Everything on my Comprehensive Metabolic Panel w/EGFR was fine except for my fasting glucose reference interval, which stood at 126. It should range from 65-99 mg/dL. What totally amazed me was the result of my Hemoglobin A1c test. Originally, I clocked in at 8.o%, a relatively high number. The non-diabetic range is less than 6.0%. This time, my number is 5.5%, an incredible improvement and something I am quite proud to crow about. I attribute this and the other results to several different factors: I am on a prescription medication for blood pressure and to loosen my arteries to protect my kidneys, I take a statin drug for cholesterol, and I take a sulfanilurea medication for diabetes. I do not consume processed sugar and my fat intake is way down. I exercise more than I did before I was diagnosed and I drink a lot less alcohol. I try to eat better overall. Of course, I miss pizza and fried chicken, but hey, you gots to do what you gots to do.

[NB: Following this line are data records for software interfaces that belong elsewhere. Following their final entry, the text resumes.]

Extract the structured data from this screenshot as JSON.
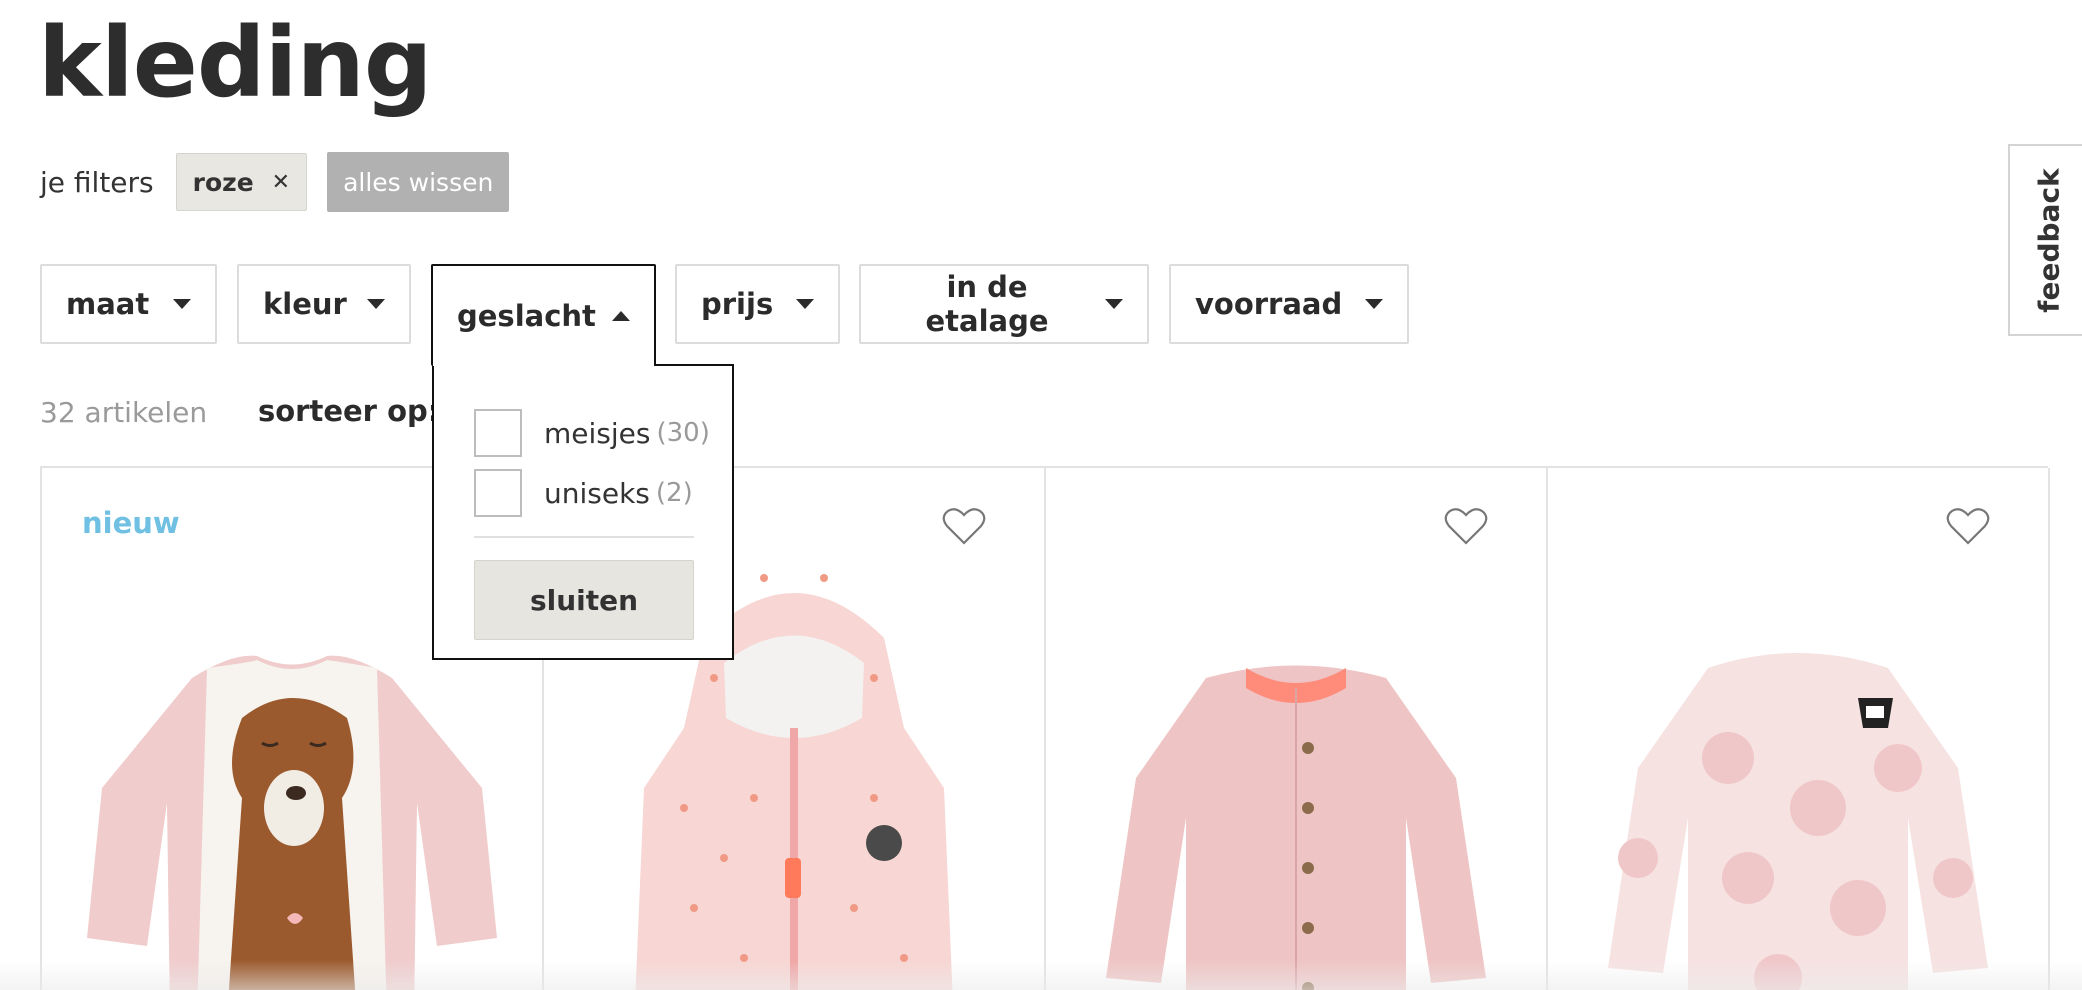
{
  "page": {
    "title": "kleding"
  },
  "active_filters": {
    "label": "je filters",
    "chips": [
      {
        "label": "roze",
        "remove_icon": "close-icon"
      }
    ],
    "clear_all": "alles wissen"
  },
  "filter_buttons": [
    {
      "label": "maat",
      "icon": "caret-down-icon"
    },
    {
      "label": "kleur",
      "icon": "caret-down-icon"
    },
    {
      "label": "geslacht",
      "icon": "caret-up-icon",
      "open": true
    },
    {
      "label": "prijs",
      "icon": "caret-down-icon"
    },
    {
      "label": "in de etalage",
      "icon": "caret-down-icon"
    },
    {
      "label": "voorraad",
      "icon": "caret-down-icon"
    }
  ],
  "gender_dropdown": {
    "options": [
      {
        "label": "meisjes",
        "count": "(30)",
        "checked": false
      },
      {
        "label": "uniseks",
        "count": "(2)",
        "checked": false
      }
    ],
    "close_label": "sluiten"
  },
  "results": {
    "count_text": "32 artikelen",
    "sort_label": "sorteer op:"
  },
  "products": [
    {
      "badge": "nieuw",
      "favorite_icon": "heart-outline-icon",
      "image": "long-sleeve-shirt-bear-print",
      "accent": "#f1c9c9"
    },
    {
      "badge": "",
      "favorite_icon": "heart-outline-icon",
      "image": "hooded-puffer-bodywarmer-stars",
      "accent": "#f6d4d1"
    },
    {
      "badge": "",
      "favorite_icon": "heart-outline-icon",
      "image": "knitted-cardigan-pink",
      "accent": "#efc2c2"
    },
    {
      "badge": "",
      "favorite_icon": "heart-outline-icon",
      "image": "long-sleeve-shirt-dots-badger",
      "accent": "#f5dcdc"
    }
  ],
  "feedback": {
    "label": "feedback"
  },
  "colors": {
    "new_badge": "#6fc0e2",
    "chip_bg": "#e9e7e2",
    "clear_bg": "#b1b1b1",
    "title": "#2d2d2d"
  }
}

I did a tremendous amount of research on supplements for diabetics, primarily for those with type 2. I really tried to weed out the junk stuff and to make a concerted effort to avoid conflicts with other supplements and medications. Here are the results of what I've found and a list of what I take daily. Bear in mind, I made sure my doctor knows exactly what I'm taking and what his thoughts are on each one. Can I say for sure that these supplements have helped? Of course not. I've only been taking them for a few months. I would have to have similar test results over a much longer period of time to assume otherwise, and my tests may vary as much in myself as they will in any other individual. I would not recommend any other treatment without consulting your own physician first. OK, I do think cassia cinnamon can be a small miracle for people like us.

1.) 2,000 mg cassia cinnamon. This type of cinnamon may help promote sugar metabolism.

2.) 200 mcg chromium picolinate. May help promote insulin effectiveness and regulate blood sugar.

3.) 250 mg magnesium. I take this because of neuropathy. It may help with nerve impulses.

4.) Omega 3 fish oil/alpha lipoic acid. I alternate daily between these two for heart health and to fight against free radicals, plus antioxidant benefits.

5.) multivitamin

6.) 1 gram apple cider vinegar tablet with min. 35% acetic acid. Studies have shown that apple cider vinegar helps control blood sugar spikes in type 2 diabetics.

1.) 81 mg aspirin. Because my doctor told me to.

I take all of these supplements with my evening meal, except for the aspirin, which I take whenever I remember to.

When he looked over my list, he was amazed. He said that the only patients he ever sees that take these supplemental cocktails are diabetics and those with AIDS. Whether they help or not are subject to further studies. He approved most of them in a round about sort of way by checking them off one by one and saying they seem to be OK. He only questioned two of them. Chromium picolinate may alter DNA, but if I'm not thinking about having children at my ripe old age, it should be fairly safe. He takes it himself. His children are grown. He seems to think it might be of more benefit to help ward off diabetes, though. He was puzzled by the magnesium and when I told him it's for neuropathy, he just shrugged. That one, he was less sure of. I wonder what he'll think after reading my test results? I'm running them up to his office this afternoon, but I won't see him again until the middle of July. In the meantime, please discuss these with your doctor before going on any sort of regimen. Just because you read about them here does not mean they are right for you. Besides, I'm still exploring other supplements. It doesn't give me license to eat pizza and fried chicken, either, so watch your diet!